Mozilla releases Rust 0.11.0
Mozilla has announced version 0.11.0 of Rust, its programming language compiler and assorted tools with a focus on performance, concurrency and safety. This new release focuses on polishing the type system and libraries, and it marks the complete removal of the “@” and “~” syntax in favor of “Box” and “Gc” library types. Other features include a new sandbox for running and sharing Rust code examples online; a reworked TaskBuilder API; struct fields are now private by default; statics now allow blocks/items in definition; standard libraries are now a “façade” over a number of underlying libraries to make development faster; improved debug info; and the compiler now suggests how to annotate lifetimes if an error occurs. — Christina Mulligan

Documentary project on Kickstarter hopes to show the impact of apps
A new project on Kickstarter, “App: The Human Story,” wants to provide an in-depth look at being a human in a technology world. The documentary focuses on applications because the creators said it has become a new art form of their generation.

“Although some apps seem trivial and inconsequential, the details of our software say a lot about who we are as humans. Apps have changed how we live our lives and they will undoubtedly shape our future,” the project creators wrote on their Kickstarter page. — Christina Mulligan

Learning to code by playing cards
There are already a number of ways to help people learn a programing language, but one Kickstarter project is taking a new approach.

Code Cards is a card game that aims to teach players how to code. The cards have questions on the front relevant to a certain language, and on the back are the answers to those questions. It can be played as a multiplayer game or by one person. It covers HTML5, CSS 3, JavaScript, and Ruby 2 and 4. — Christina Mulligan

Google DevArt gallery opens in London
The winning interactive artists of Google’s DevArt contest are finally ready to exhibit their coded works of art via Barbican’s London Digital Revolution Exhibition.

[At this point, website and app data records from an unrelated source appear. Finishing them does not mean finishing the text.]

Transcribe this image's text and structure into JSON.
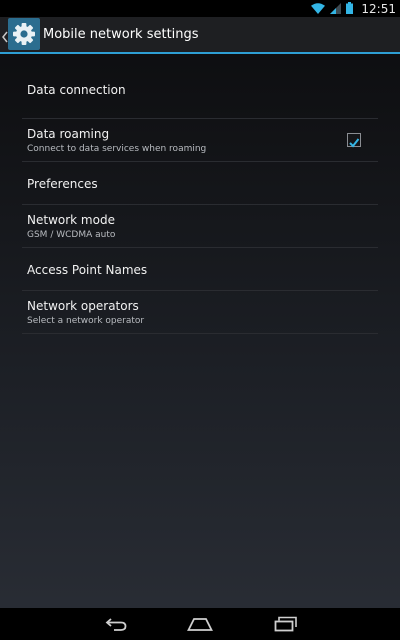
{
  "status_bar": {
    "time": "12:51",
    "icons": [
      "wifi-icon",
      "cellular-signal-icon",
      "battery-icon"
    ]
  },
  "action_bar": {
    "title": "Mobile network settings",
    "icon": "settings-gear-icon",
    "up_icon": "up-caret-icon"
  },
  "list": {
    "items": [
      {
        "title": "Data connection",
        "summary": ""
      },
      {
        "title": "Data roaming",
        "summary": "Connect to data services when roaming",
        "checked": true
      },
      {
        "title": "Preferences",
        "summary": ""
      },
      {
        "title": "Network mode",
        "summary": "GSM / WCDMA auto"
      },
      {
        "title": "Access Point Names",
        "summary": ""
      },
      {
        "title": "Network operators",
        "summary": "Select a network operator"
      }
    ]
  },
  "nav_bar": {
    "buttons": [
      "back-icon",
      "home-icon",
      "recent-apps-icon"
    ]
  },
  "colors": {
    "accent": "#2e9fd4",
    "status_icons": "#33b5e5"
  }
}
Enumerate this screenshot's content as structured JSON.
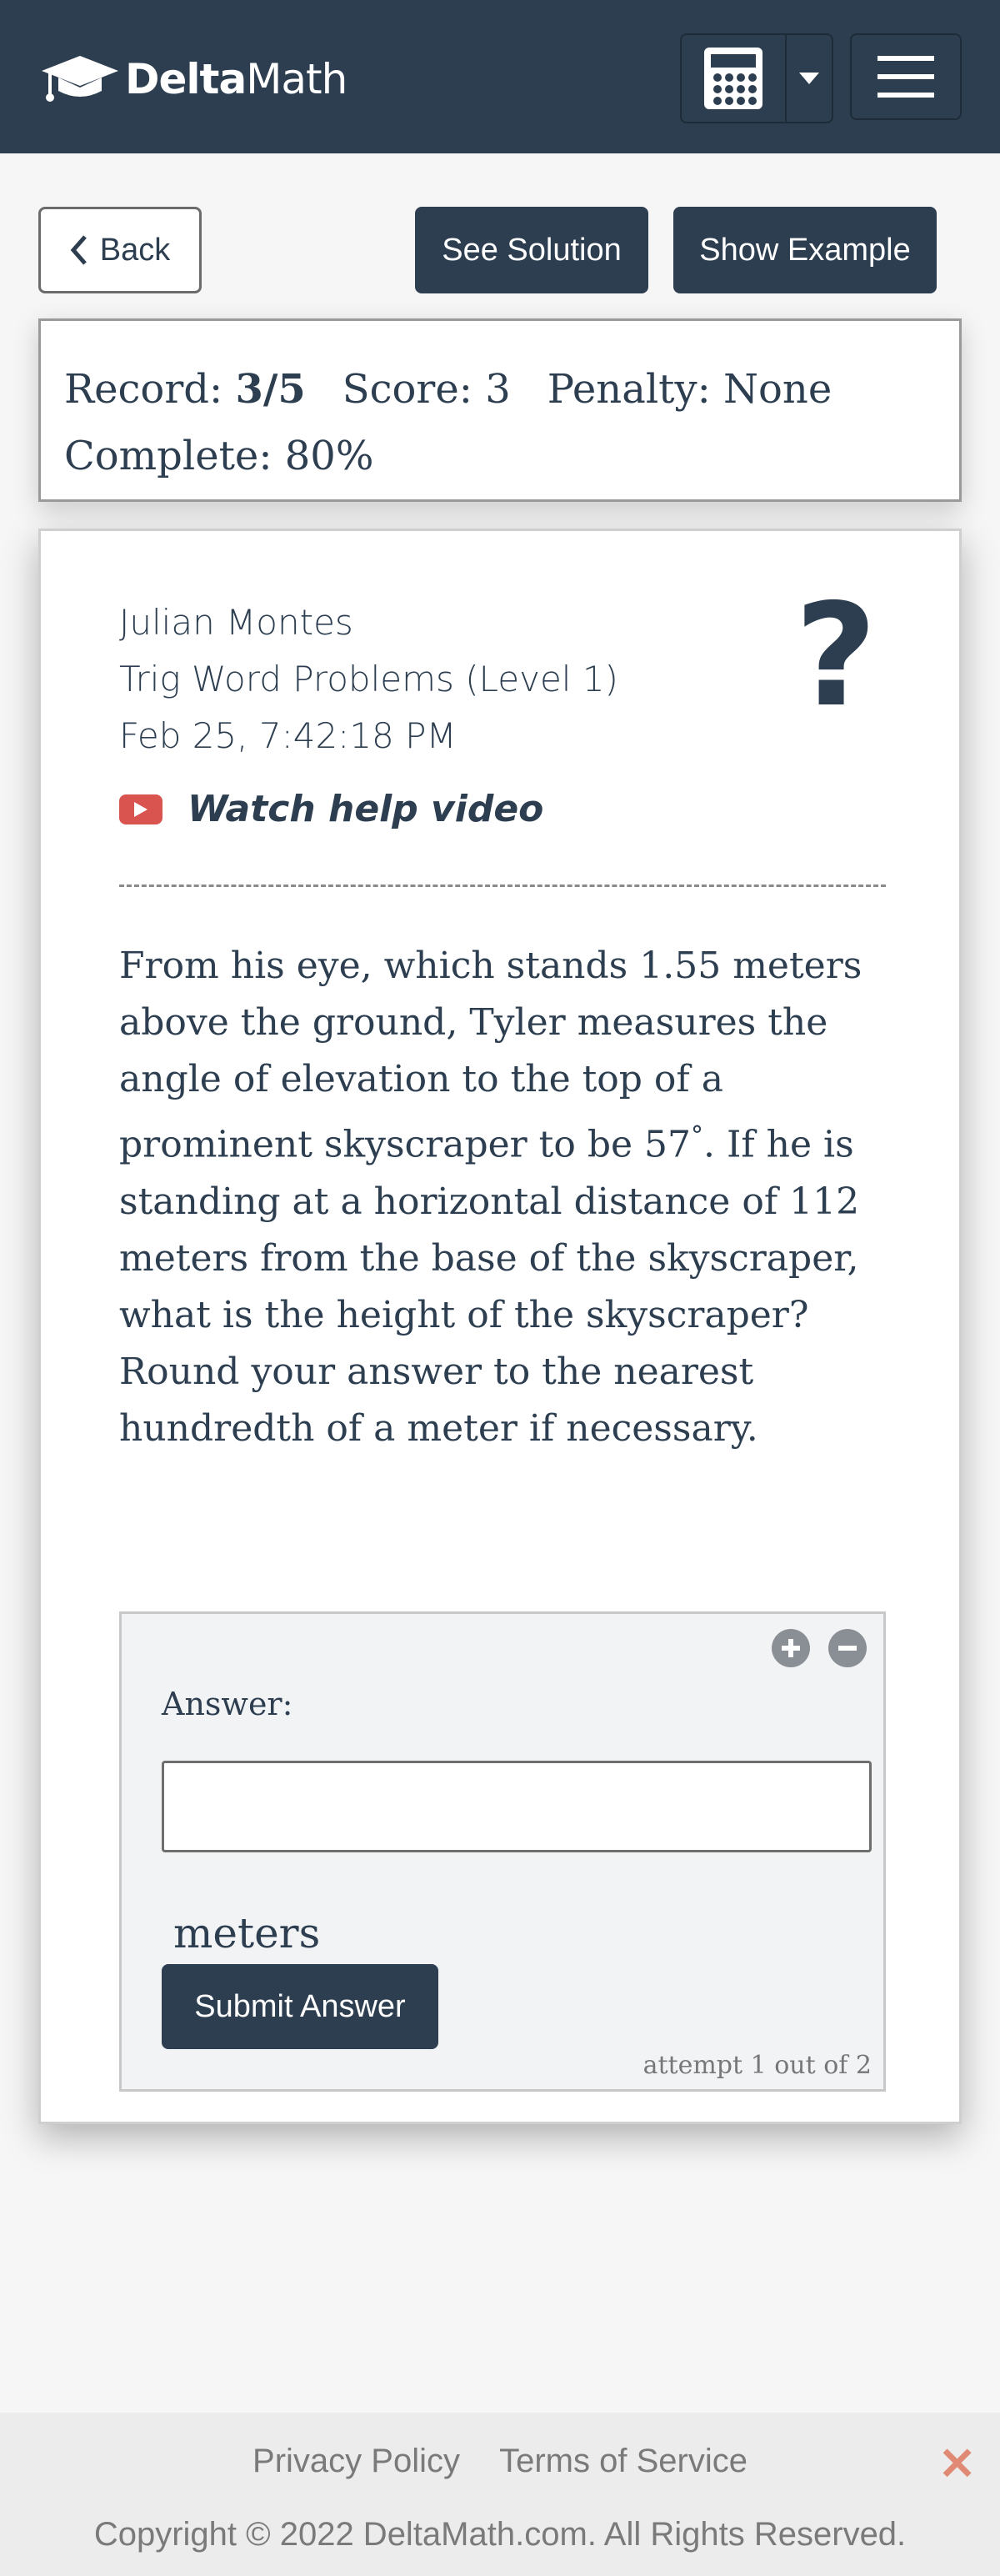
{
  "header": {
    "brand_delta": "Delta",
    "brand_math": "Math"
  },
  "actions": {
    "back_label": "Back",
    "see_solution_label": "See Solution",
    "show_example_label": "Show Example"
  },
  "record": {
    "record_label": "Record:",
    "record_value": "3/5",
    "score_text": "Score: 3",
    "penalty_text": "Penalty: None",
    "complete_text": "Complete: 80%"
  },
  "assignment": {
    "student_name": "Julian Montes",
    "skill": "Trig Word Problems (Level 1)",
    "timestamp": "Feb 25, 7:42:18 PM",
    "help_symbol": "?",
    "video_link": "Watch help video"
  },
  "problem": {
    "text_part1": "From his eye, which stands 1.55 meters above the ground, Tyler measures the angle of elevation to the top of a prominent skyscraper to be 57",
    "degree": "°",
    "text_part2": ". If he is standing at a horizontal distance of 112 meters from the base of the skyscraper, what is the height of the skyscraper? Round your answer to the nearest hundredth of a meter if necessary."
  },
  "answer": {
    "label": "Answer:",
    "value": "",
    "unit": "meters",
    "submit_label": "Submit Answer",
    "attempt_text": "attempt 1 out of 2"
  },
  "footer": {
    "privacy": "Privacy Policy",
    "terms": "Terms of Service",
    "copyright": "Copyright © 2022 DeltaMath.com. All Rights Reserved.",
    "close_symbol": "✕"
  },
  "colors": {
    "navy": "#2c3e50",
    "youtube_red": "#d9534f",
    "close_orange": "#e08a75"
  },
  "icons": [
    "graduation-cap-icon",
    "calculator-icon",
    "caret-down-icon",
    "hamburger-menu-icon",
    "chevron-left-icon",
    "youtube-icon",
    "plus-circle-icon",
    "minus-circle-icon",
    "close-icon"
  ]
}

Google announced the opening of the gallery in a blog post. The exhibition consists of four interactive installations created by six coding artists: “Play the World” by Zach Lieberman, “Wishing Wall” by Varvara Guljajeva and Mar Canet, “Co(de) Factory” by Karsten Schmidt, and “Les Métamorphoses” by Béatrice Lartigue and Cyril Diagne. The artwork has all been created using Google software as well as other open-source tools, including Google Cloud Platform, Chrome Apps, Node.js, openFrameworks and WebGL.

Google’s DevArtists aren’t the only coding artists out there. Check out our feature on several other artists creating vivid artwork with code. — Rob Marvin